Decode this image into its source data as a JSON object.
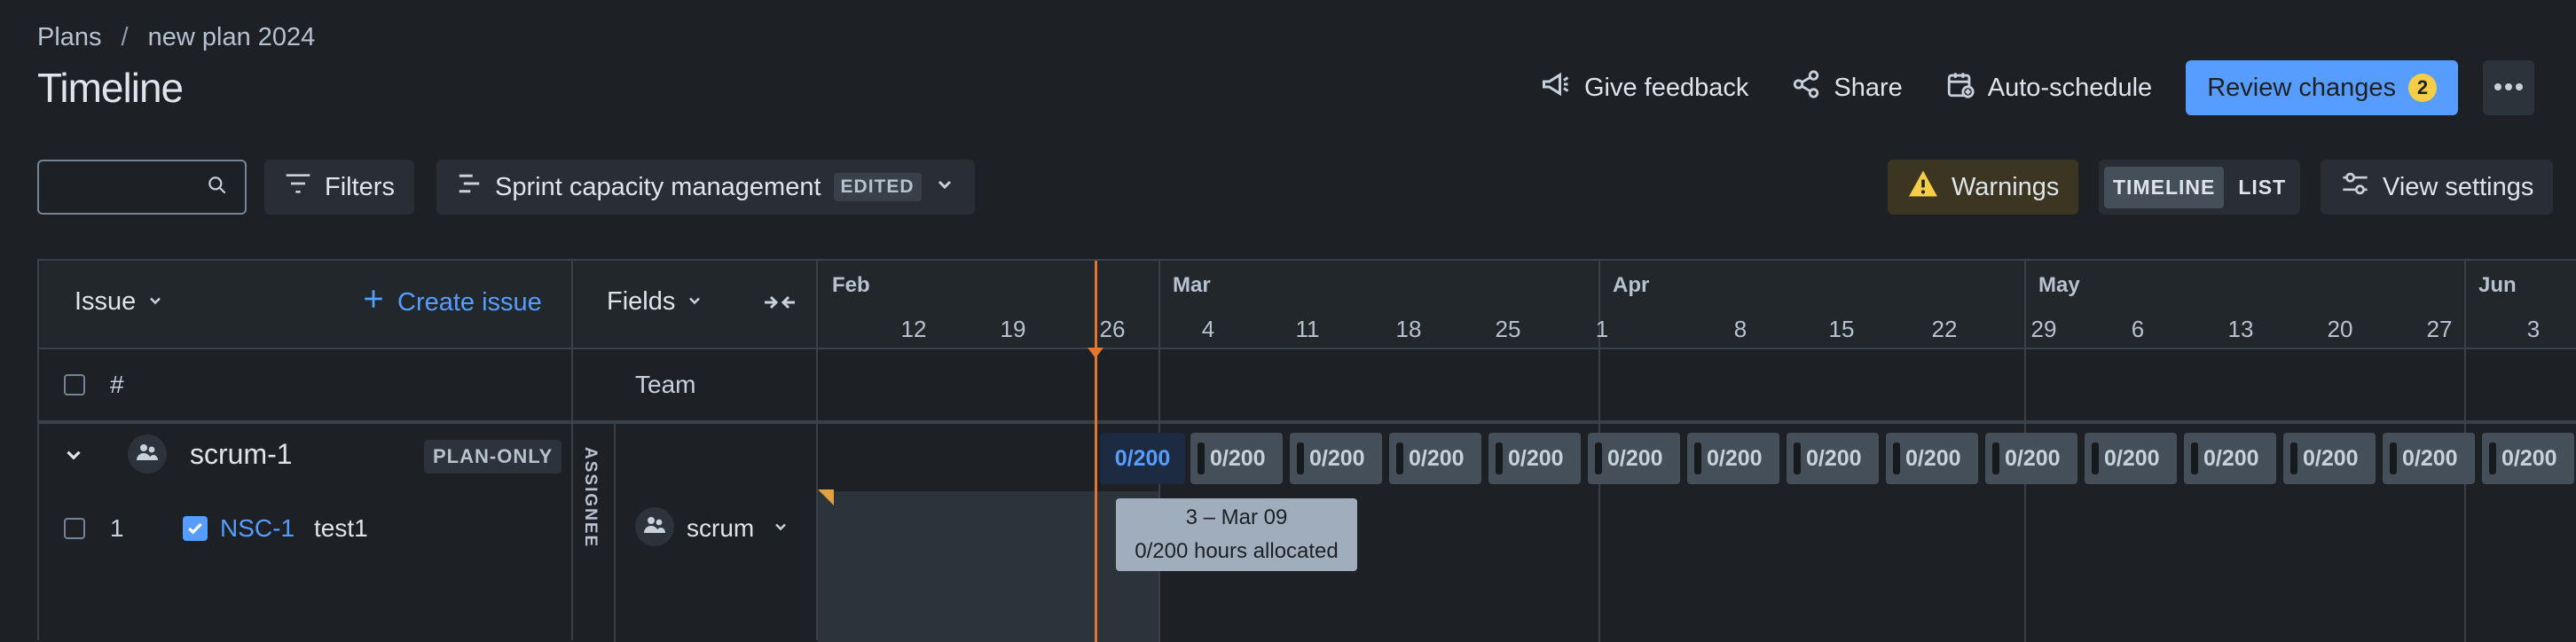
{
  "breadcrumb": {
    "parent": "Plans",
    "separator": "/",
    "current": "new plan 2024"
  },
  "page": {
    "title": "Timeline"
  },
  "header_actions": {
    "feedback": "Give feedback",
    "share": "Share",
    "autoschedule": "Auto-schedule",
    "review": "Review changes",
    "review_count": "2"
  },
  "toolbar": {
    "search_placeholder": "",
    "filters": "Filters",
    "view_name": "Sprint capacity management",
    "edited_badge": "EDITED",
    "warnings": "Warnings",
    "segment_timeline": "TIMELINE",
    "segment_list": "LIST",
    "view_settings": "View settings"
  },
  "issue_panel": {
    "header": "Issue",
    "create": "Create issue",
    "col_hash": "#",
    "group_name": "scrum-1",
    "group_badge": "PLAN-ONLY",
    "row_number": "1",
    "issue_key": "NSC-1",
    "issue_summary": "test1"
  },
  "fields_panel": {
    "header": "Fields",
    "col_team": "Team",
    "vertical_label": "ASSIGNEE",
    "team_value": "scrum"
  },
  "timeline": {
    "months": [
      "Feb",
      "Mar",
      "Apr",
      "May",
      "Jun"
    ],
    "weeks": [
      "12",
      "19",
      "26",
      "4",
      "11",
      "18",
      "25",
      "1",
      "8",
      "15",
      "22",
      "29",
      "6",
      "13",
      "20",
      "27",
      "3"
    ],
    "capacity_labels": [
      "0/200",
      "0/200",
      "0/200",
      "0/200",
      "0/200",
      "0/200",
      "0/200",
      "0/200",
      "0/200",
      "0/200",
      "0/200",
      "0/200",
      "0/200",
      "0/200",
      "0/200"
    ],
    "tooltip_dates": "3 – Mar 09",
    "tooltip_hours": "0/200 hours allocated"
  },
  "colors": {
    "accent": "#579dff",
    "today": "#e2762e",
    "badge": "#f5cd47"
  }
}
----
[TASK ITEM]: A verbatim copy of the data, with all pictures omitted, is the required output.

[SOLVED EXERCISE]:
Decode this image into its source data as a JSON object.
{
  "breadcrumb": {
    "parent": "Plans",
    "separator": "/",
    "current": "new plan 2024"
  },
  "page": {
    "title": "Timeline"
  },
  "header_actions": {
    "feedback": "Give feedback",
    "share": "Share",
    "autoschedule": "Auto-schedule",
    "review": "Review changes",
    "review_count": "2"
  },
  "toolbar": {
    "search_placeholder": "",
    "filters": "Filters",
    "view_name": "Sprint capacity management",
    "edited_badge": "EDITED",
    "warnings": "Warnings",
    "segment_timeline": "TIMELINE",
    "segment_list": "LIST",
    "view_settings": "View settings"
  },
  "issue_panel": {
    "header": "Issue",
    "create": "Create issue",
    "col_hash": "#",
    "group_name": "scrum-1",
    "group_badge": "PLAN-ONLY",
    "row_number": "1",
    "issue_key": "NSC-1",
    "issue_summary": "test1"
  },
  "fields_panel": {
    "header": "Fields",
    "col_team": "Team",
    "vertical_label": "ASSIGNEE",
    "team_value": "scrum"
  },
  "timeline": {
    "months": [
      "Feb",
      "Mar",
      "Apr",
      "May",
      "Jun"
    ],
    "weeks": [
      "12",
      "19",
      "26",
      "4",
      "11",
      "18",
      "25",
      "1",
      "8",
      "15",
      "22",
      "29",
      "6",
      "13",
      "20",
      "27",
      "3"
    ],
    "capacity_labels": [
      "0/200",
      "0/200",
      "0/200",
      "0/200",
      "0/200",
      "0/200",
      "0/200",
      "0/200",
      "0/200",
      "0/200",
      "0/200",
      "0/200",
      "0/200",
      "0/200",
      "0/200"
    ],
    "tooltip_dates": "3 – Mar 09",
    "tooltip_hours": "0/200 hours allocated"
  },
  "colors": {
    "accent": "#579dff",
    "today": "#e2762e",
    "badge": "#f5cd47"
  }
}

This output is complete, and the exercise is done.